LEESBURG — A summer celebration was hosted by The Watershed Foundation Thursday evening, July 6, recognizing accomplishments over the past years and future projects.
Guests gathered at the Tippy Creek Winery, CR 200E, Leesburg, for wine tasting, music, food and a common interest — preservation of the Tippecanoe Watershed. Lyn Crighton, executive director, briefly spoke about what TWF is about and what it does, along with providing updates on past and future projects.
Crighton stated TWF is focused on protecting and improving water quality in the lakes and streams in the Upper Tippecanoe River Watershed and working on fixing those pollution problems. “We work closely with the land owners and educate them on the best practices for maintaining a healthy environment and water quality,” Crighton said. TWF also works with many partners and monitor for progress in water quality. “This has proven the water quality is getting better. We’re really about getting results.”
Crighton explained fixing water quality problems is stopping pollution from the lake which could be soil erosion, farm fertilizer, and waste from non working septic tanks, from farm animals and pets. “We’re working with all residents in the watershed,” she said. The 246 square mile Tippecanoe River Watershed, which flows into the Tippecanoe River, includes 60 lakes and 16 lake associations with 75 percent of the land being farm land.
A lot of TWF’s work is with farmers to reduce the pollution coming off the land. “These projects we do are proactive … prevent pollution before it gets to our lakes and streams,” she said. The influx of fertilizer and waste into the water can cause algae blooms and sedimentation. “One pound of phosphorus can grow 10,000 pounds of weed and algae.”
Accomplishments Last Year
One major accomplishment last year, according to Crighton, was the acquisition of five acres of wetlands near Ball Wetlands, between Big and Little Tippy. This acquisition will keep the wetlands in conservation forever. “So now when you go through that channel between Big Tippy and Little Tippy, neither side will never be developed and will always be there acting as a wetland, filtering our water and providing a habitat for fish and wildlife.”
She spoke about the healthy shoreline program where over the last five years over 100 projects on 14 lakes in the upper watershed have been completed. Another project, the soil initiative, has worked with 43 land owners to implement almost 1000 projects on 5,000 acres of farm land. These projects reduced 814 million pounds of weeds and algae in the lakes.
There are currently 14 new projects underway valued at over $325,000 with TWF raising $85,000 to contribute to the projects. It was noted the landowners of where the projects will take place, will be paying a percentage of the costs for the work needing done.
Crighton spoke of what individuals can do to help protect the lakes and about upcoming events.

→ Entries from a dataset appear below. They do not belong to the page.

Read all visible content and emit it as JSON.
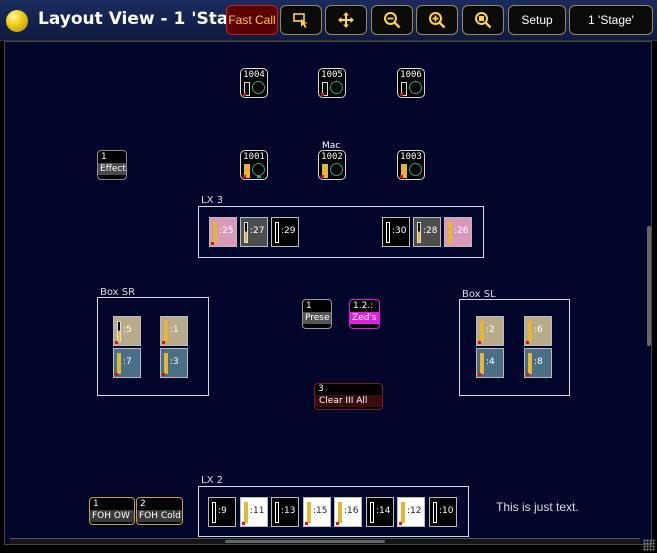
{
  "window": {
    "title": "Layout View - 1 'Sta",
    "stage_button": "1 'Stage'"
  },
  "toolbar": {
    "fast_call": "Fast Call",
    "select_icon": "cursor-select-icon",
    "move_icon": "move-arrows-icon",
    "zoom_out_icon": "zoom-out-icon",
    "zoom_in_icon": "zoom-in-icon",
    "zoom_fit_icon": "zoom-fit-icon",
    "setup": "Setup"
  },
  "fixtures": [
    {
      "id": "1004"
    },
    {
      "id": "1005"
    },
    {
      "id": "1006"
    },
    {
      "id": "1001"
    },
    {
      "id": "1002",
      "label": "Mac"
    },
    {
      "id": "1003"
    }
  ],
  "objects": {
    "effect": {
      "num": "1",
      "label": "Effect"
    },
    "preset": {
      "num": "1",
      "label": "Prese"
    },
    "zeds": {
      "num": "1.2.:",
      "label": "Zed's"
    },
    "clear": {
      "num": "3",
      "label": "Clear III All"
    },
    "foh_ow": {
      "num": "1",
      "label": "FOH OW"
    },
    "foh_cold": {
      "num": "2",
      "label": "FOH Cold"
    }
  },
  "groups": {
    "lx3": {
      "label": "LX 3",
      "channels": [
        ":25",
        ":27",
        ":29",
        ":30",
        ":28",
        ":26"
      ]
    },
    "box_sr": {
      "label": "Box SR",
      "channels": [
        ":5",
        ":1",
        ":7",
        ":3"
      ]
    },
    "box_sl": {
      "label": "Box SL",
      "channels": [
        ":2",
        ":6",
        ":4",
        ":8"
      ]
    },
    "lx2": {
      "label": "LX 2",
      "channels": [
        ":9",
        ":11",
        ":13",
        ":15",
        ":16",
        ":14",
        ":12",
        ":10"
      ]
    }
  },
  "note": "This is just text.",
  "colors": {
    "accent": "#ffd24a",
    "background": "#02062a",
    "fast_call": "#5a0000",
    "level": "#e8b530",
    "magenta": "#e020e0"
  }
}
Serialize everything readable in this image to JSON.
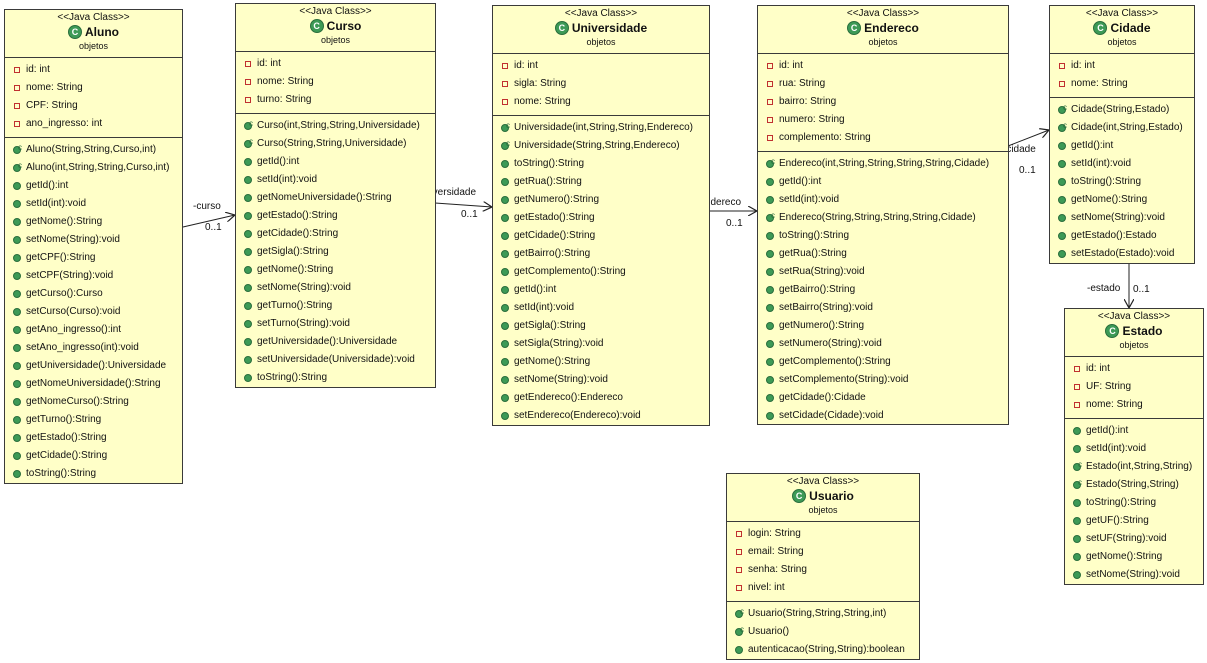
{
  "stereotype": "<<Java Class>>",
  "package": "objetos",
  "classes": {
    "aluno": {
      "name": "Aluno",
      "attributes": [
        "id: int",
        "nome: String",
        "CPF: String",
        "ano_ingresso: int"
      ],
      "constructors": [
        "Aluno(String,String,Curso,int)",
        "Aluno(int,String,String,Curso,int)"
      ],
      "methods": [
        "getId():int",
        "setId(int):void",
        "getNome():String",
        "setNome(String):void",
        "getCPF():String",
        "setCPF(String):void",
        "getCurso():Curso",
        "setCurso(Curso):void",
        "getAno_ingresso():int",
        "setAno_ingresso(int):void",
        "getUniversidade():Universidade",
        "getNomeUniversidade():String",
        "getNomeCurso():String",
        "getTurno():String",
        "getEstado():String",
        "getCidade():String",
        "toString():String"
      ]
    },
    "curso": {
      "name": "Curso",
      "attributes": [
        "id: int",
        "nome: String",
        "turno: String"
      ],
      "constructors": [
        "Curso(int,String,String,Universidade)",
        "Curso(String,String,Universidade)"
      ],
      "methods": [
        "getId():int",
        "setId(int):void",
        "getNomeUniversidade():String",
        "getEstado():String",
        "getCidade():String",
        "getSigla():String",
        "getNome():String",
        "setNome(String):void",
        "getTurno():String",
        "setTurno(String):void",
        "getUniversidade():Universidade",
        "setUniversidade(Universidade):void",
        "toString():String"
      ]
    },
    "universidade": {
      "name": "Universidade",
      "attributes": [
        "id: int",
        "sigla: String",
        "nome: String"
      ],
      "constructors": [
        "Universidade(int,String,String,Endereco)",
        "Universidade(String,String,Endereco)"
      ],
      "methods": [
        "toString():String",
        "getRua():String",
        "getNumero():String",
        "getEstado():String",
        "getCidade():String",
        "getBairro():String",
        "getComplemento():String",
        "getId():int",
        "setId(int):void",
        "getSigla():String",
        "setSigla(String):void",
        "getNome():String",
        "setNome(String):void",
        "getEndereco():Endereco",
        "setEndereco(Endereco):void"
      ]
    },
    "endereco": {
      "name": "Endereco",
      "attributes": [
        "id: int",
        "rua: String",
        "bairro: String",
        "numero: String",
        "complemento: String"
      ],
      "constructors": [
        "Endereco(int,String,String,String,String,Cidade)"
      ],
      "methods": [
        "getId():int",
        "setId(int):void"
      ],
      "constructors2": [
        "Endereco(String,String,String,String,Cidade)"
      ],
      "methods2": [
        "toString():String",
        "getRua():String",
        "setRua(String):void",
        "getBairro():String",
        "setBairro(String):void",
        "getNumero():String",
        "setNumero(String):void",
        "getComplemento():String",
        "setComplemento(String):void",
        "getCidade():Cidade",
        "setCidade(Cidade):void"
      ]
    },
    "cidade": {
      "name": "Cidade",
      "attributes": [
        "id: int",
        "nome: String"
      ],
      "constructors": [
        "Cidade(String,Estado)",
        "Cidade(int,String,Estado)"
      ],
      "methods": [
        "getId():int",
        "setId(int):void",
        "toString():String",
        "getNome():String",
        "setNome(String):void",
        "getEstado():Estado",
        "setEstado(Estado):void"
      ]
    },
    "estado": {
      "name": "Estado",
      "attributes": [
        "id: int",
        "UF: String",
        "nome: String"
      ],
      "methods": [
        "getId():int",
        "setId(int):void"
      ],
      "constructors": [
        "Estado(int,String,String)",
        "Estado(String,String)"
      ],
      "methods2": [
        "toString():String",
        "getUF():String",
        "setUF(String):void",
        "getNome():String",
        "setNome(String):void"
      ]
    },
    "usuario": {
      "name": "Usuario",
      "attributes": [
        "login: String",
        "email: String",
        "senha: String",
        "nivel: int"
      ],
      "constructors": [
        "Usuario(String,String,String,int)",
        "Usuario()"
      ],
      "methods": [
        "autenticacao(String,String):boolean"
      ]
    }
  },
  "associations": {
    "curso": {
      "role": "-curso",
      "multiplicity": "0..1"
    },
    "universidade": {
      "role": "-universidade",
      "multiplicity": "0..1"
    },
    "endereco": {
      "role": "-endereco",
      "multiplicity": "0..1"
    },
    "cidade": {
      "role": "-cidade",
      "multiplicity": "0..1"
    },
    "estado": {
      "role": "-estado",
      "multiplicity": "0..1"
    }
  },
  "colors": {
    "class_fill": "#ffffc8",
    "border": "#3a3a3a",
    "method_icon": "#3d9a56",
    "attribute_icon": "#c03030"
  }
}
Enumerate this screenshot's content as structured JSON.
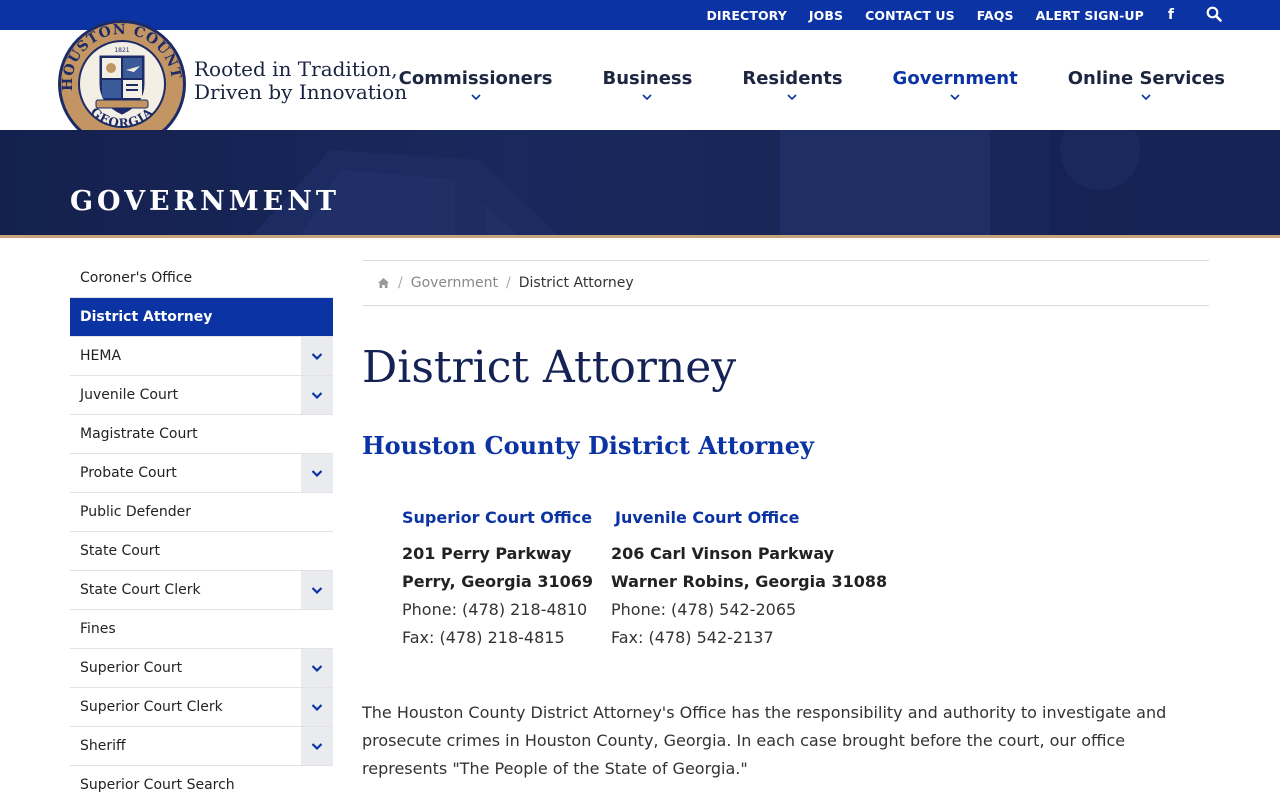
{
  "topbar": {
    "links": [
      "DIRECTORY",
      "JOBS",
      "CONTACT US",
      "FAQS",
      "ALERT SIGN-UP"
    ],
    "facebook_icon": "facebook-icon",
    "search_icon": "search-icon"
  },
  "header": {
    "seal": {
      "top_text": "HOUSTON COUNTY",
      "bottom_text": "GEORGIA",
      "year": "1821"
    },
    "tagline_line1": "Rooted in Tradition,",
    "tagline_line2": "Driven by Innovation"
  },
  "nav": {
    "items": [
      {
        "label": "Commissioners"
      },
      {
        "label": "Business"
      },
      {
        "label": "Residents"
      },
      {
        "label": "Government"
      },
      {
        "label": "Online Services"
      }
    ],
    "active": "Government"
  },
  "hero": {
    "title": "GOVERNMENT"
  },
  "sidebar": {
    "items": [
      {
        "label": "Coroner's Office"
      },
      {
        "label": "District Attorney"
      },
      {
        "label": "HEMA"
      },
      {
        "label": "Juvenile Court"
      },
      {
        "label": "Magistrate Court"
      },
      {
        "label": "Probate Court"
      },
      {
        "label": "Public Defender"
      },
      {
        "label": "State Court"
      },
      {
        "label": "State Court Clerk"
      },
      {
        "label": "Fines"
      },
      {
        "label": "Superior Court"
      },
      {
        "label": "Superior Court Clerk"
      },
      {
        "label": "Sheriff"
      },
      {
        "label": "Superior Court Search"
      }
    ]
  },
  "breadcrumb": {
    "home_icon": "home-icon",
    "parent": "Government",
    "current": "District Attorney"
  },
  "main": {
    "title": "District Attorney",
    "subtitle": "Houston County District Attorney",
    "offices": [
      {
        "heading": "Superior Court Office",
        "address1": "201 Perry Parkway",
        "address2": "Perry, Georgia 31069",
        "phone": "Phone: (478) 218-4810",
        "fax": "Fax: (478) 218-4815"
      },
      {
        "heading": "Juvenile Court Office",
        "address1": "206 Carl Vinson Parkway",
        "address2": "Warner Robins, Georgia 31088",
        "phone": "Phone: (478) 542-2065",
        "fax": "Fax: (478) 542-2137"
      }
    ],
    "description": "The Houston County District Attorney's Office has the responsibility and authority to investigate and prosecute crimes in Houston County, Georgia.  In each case brought before the court, our office represents \"The People of the State of Georgia.\""
  },
  "colors": {
    "brand_blue": "#0b33a3",
    "navy": "#142255",
    "accent_gold": "#c8a27a"
  }
}
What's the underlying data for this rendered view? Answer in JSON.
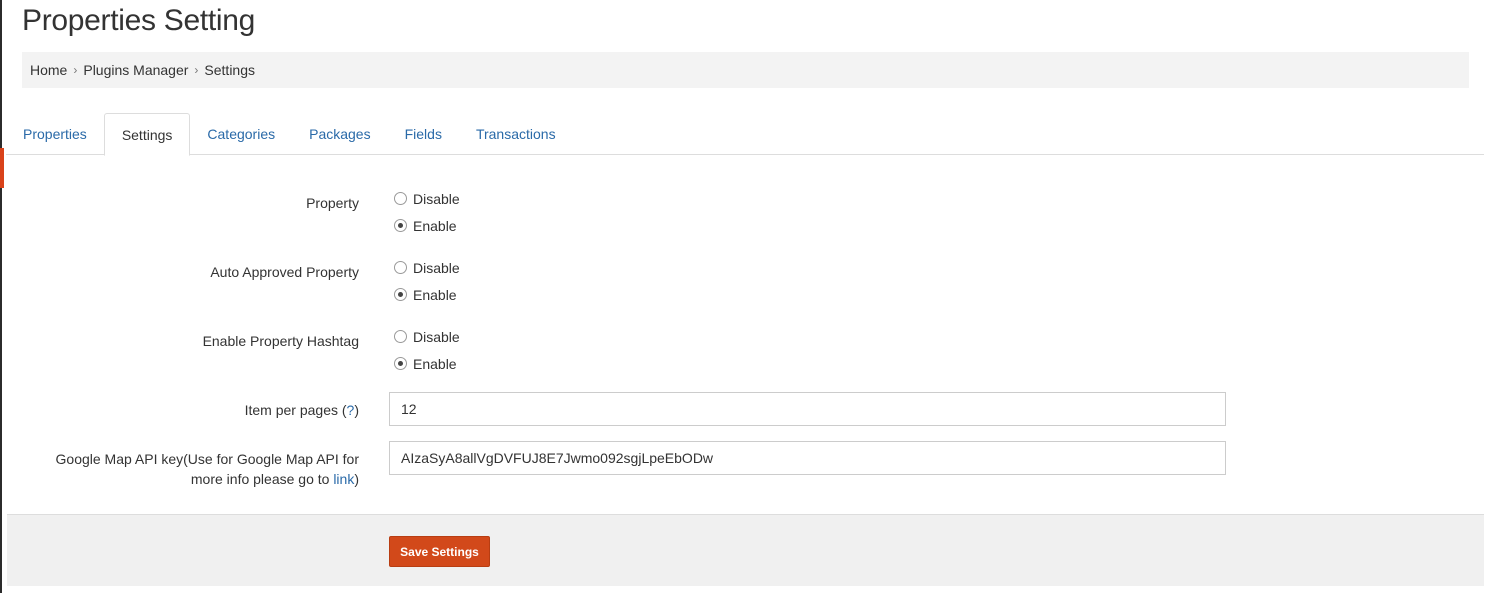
{
  "page": {
    "title": "Properties Setting"
  },
  "breadcrumb": {
    "items": [
      "Home",
      "Plugins Manager",
      "Settings"
    ],
    "separator": "›"
  },
  "tabs": [
    {
      "label": "Properties",
      "active": false
    },
    {
      "label": "Settings",
      "active": true
    },
    {
      "label": "Categories",
      "active": false
    },
    {
      "label": "Packages",
      "active": false
    },
    {
      "label": "Fields",
      "active": false
    },
    {
      "label": "Transactions",
      "active": false
    }
  ],
  "settings": {
    "property": {
      "label": "Property",
      "options": [
        "Disable",
        "Enable"
      ],
      "selected": "Enable"
    },
    "auto_approved": {
      "label": "Auto Approved Property",
      "options": [
        "Disable",
        "Enable"
      ],
      "selected": "Enable"
    },
    "hashtag": {
      "label": "Enable Property Hashtag",
      "options": [
        "Disable",
        "Enable"
      ],
      "selected": "Enable"
    },
    "items_per_page": {
      "label_prefix": "Item per pages (",
      "help": "?",
      "label_suffix": ")",
      "value": "12"
    },
    "google_map_key": {
      "label_line1": "Google Map API key(Use for Google Map API for",
      "label_line2_prefix": "more info please go to ",
      "link_text": "link",
      "label_line2_suffix": ")",
      "value": "AIzaSyA8allVgDVFUJ8E7Jwmo092sgjLpeEbODw"
    }
  },
  "footer": {
    "save_label": "Save Settings"
  },
  "colors": {
    "accent": "#d2491a",
    "link": "#2a6aa8",
    "breadcrumb_bg": "#f3f3f3",
    "footer_bg": "#f0f0f0"
  }
}
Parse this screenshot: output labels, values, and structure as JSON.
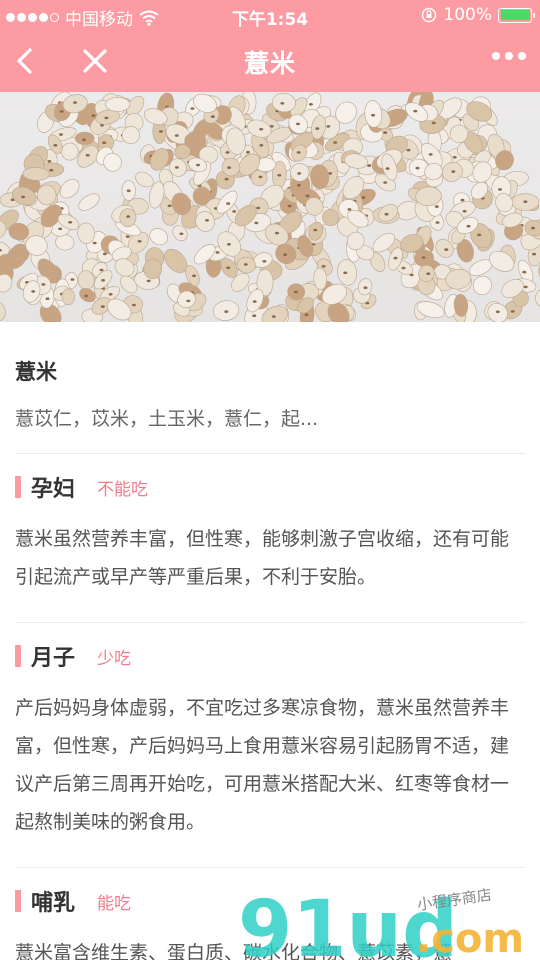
{
  "status_bar": {
    "carrier": "中国移动",
    "time": "下午1:54",
    "battery": "100%"
  },
  "nav": {
    "title": "薏米"
  },
  "intro": {
    "title": "薏米",
    "aliases": "薏苡仁，苡米，土玉米，薏仁，起..."
  },
  "sections": [
    {
      "title": "孕妇",
      "tag": "不能吃",
      "text": "薏米虽然营养丰富，但性寒，能够刺激子宫收缩，还有可能引起流产或早产等严重后果，不利于安胎。"
    },
    {
      "title": "月子",
      "tag": "少吃",
      "text": "产后妈妈身体虚弱，不宜吃过多寒凉食物，薏米虽然营养丰富，但性寒，产后妈妈马上食用薏米容易引起肠胃不适，建议产后第三周再开始吃，可用薏米搭配大米、红枣等食材一起熬制美味的粥食用。"
    },
    {
      "title": "哺乳",
      "tag": "能吃",
      "text": "薏米富含维生素、蛋白质、碳水化合物、薏苡素，薏"
    }
  ],
  "watermark": {
    "brand": "91ud",
    "suffix": ".com",
    "slogan": "小程序商店"
  },
  "colors": {
    "header_bg": "#fd9ba3",
    "accent_tag": "#f07d8b"
  }
}
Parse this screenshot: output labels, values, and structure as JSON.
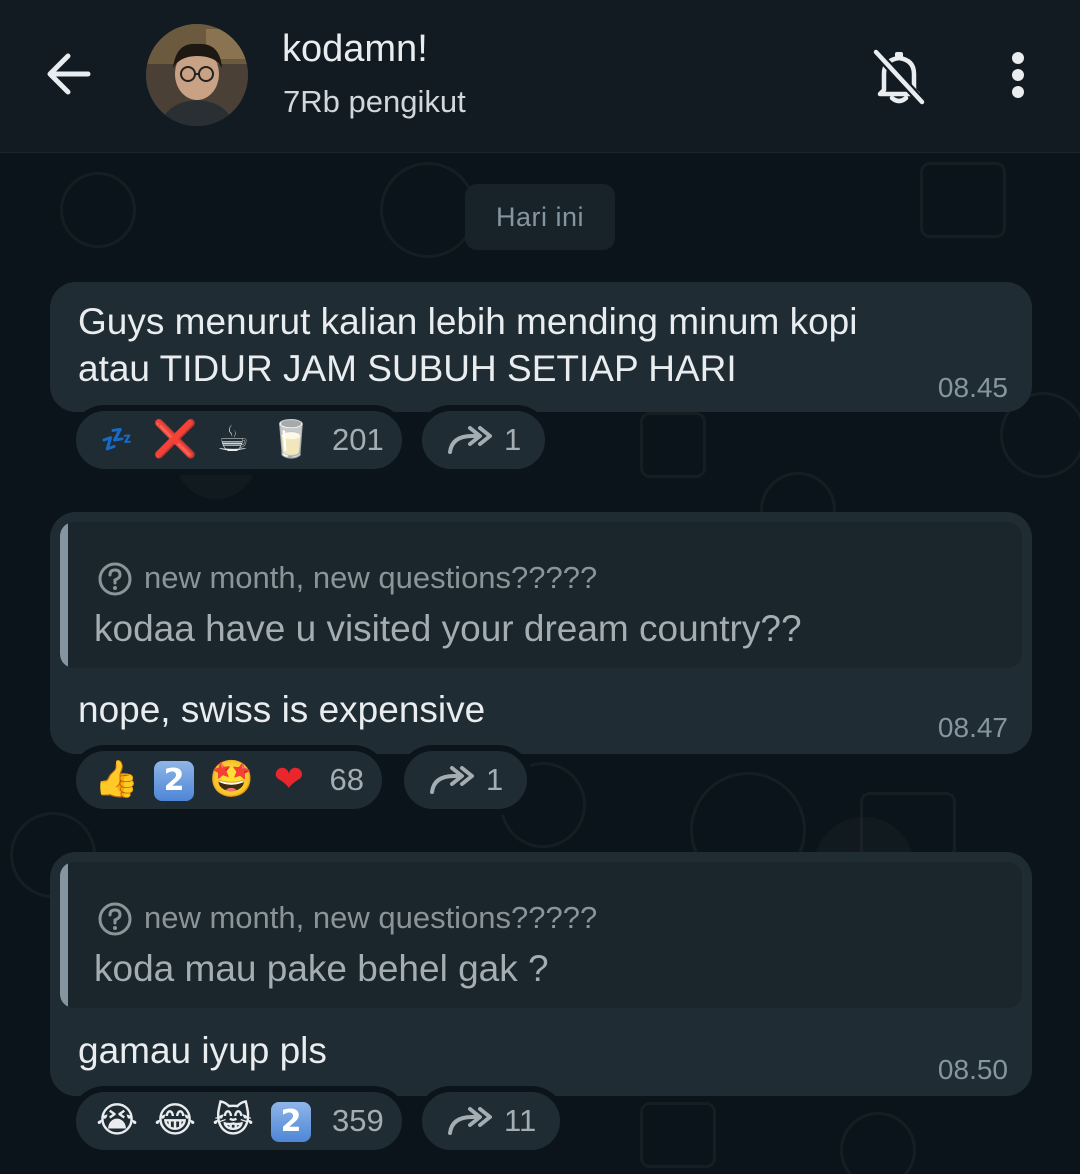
{
  "header": {
    "title": "kodamn!",
    "subtitle": "7Rb pengikut"
  },
  "date_chip": "Hari ini",
  "messages": [
    {
      "text_line1": "Guys menurut kalian lebih mending minum kopi",
      "text_line2": "atau TIDUR JAM SUBUH SETIAP HARI",
      "time": "08.45",
      "reactions": [
        "💤",
        "❌",
        "☕",
        "🥛"
      ],
      "reaction_count": "201",
      "forward_count": "1"
    },
    {
      "quote_header": "new month, new questions?????",
      "quote_body": "kodaa have u visited your dream country??",
      "text": "nope, swiss is expensive",
      "time": "08.47",
      "reactions": [
        "👍",
        "2",
        "🤩",
        "❤"
      ],
      "reaction_count": "68",
      "forward_count": "1"
    },
    {
      "quote_header": "new month, new questions?????",
      "quote_body": "koda mau pake behel gak ?",
      "text": "gamau iyup pls",
      "time": "08.50",
      "reactions": [
        "😭",
        "😂",
        "😹",
        "2"
      ],
      "reaction_count": "359",
      "forward_count": "11"
    }
  ],
  "icons": {
    "back": "back-arrow-icon",
    "mute": "bell-off-icon",
    "menu": "kebab-menu-icon",
    "forward": "forward-icon",
    "question": "question-circle-icon"
  },
  "colors": {
    "background": "#0b141a",
    "header": "#111b21",
    "bubble": "#202c33",
    "secondary_text": "#8696a0"
  }
}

The brief presentation was ended with Ted Burnworth, board member, encouraging individuals to make financial contributions to TWF. Burnworth noted the lifetime memories made at the lakes. “If we don’t have the lake to do that and if the water quality continues to decline, then a lot of these memories will not be available.
“There are lots and lots of projects we’re trying to complete. Grant money is drying up … seriously consider making a financial investment in our watershed that your grandchildren, your grandchildren’s grandchildren can have fun…”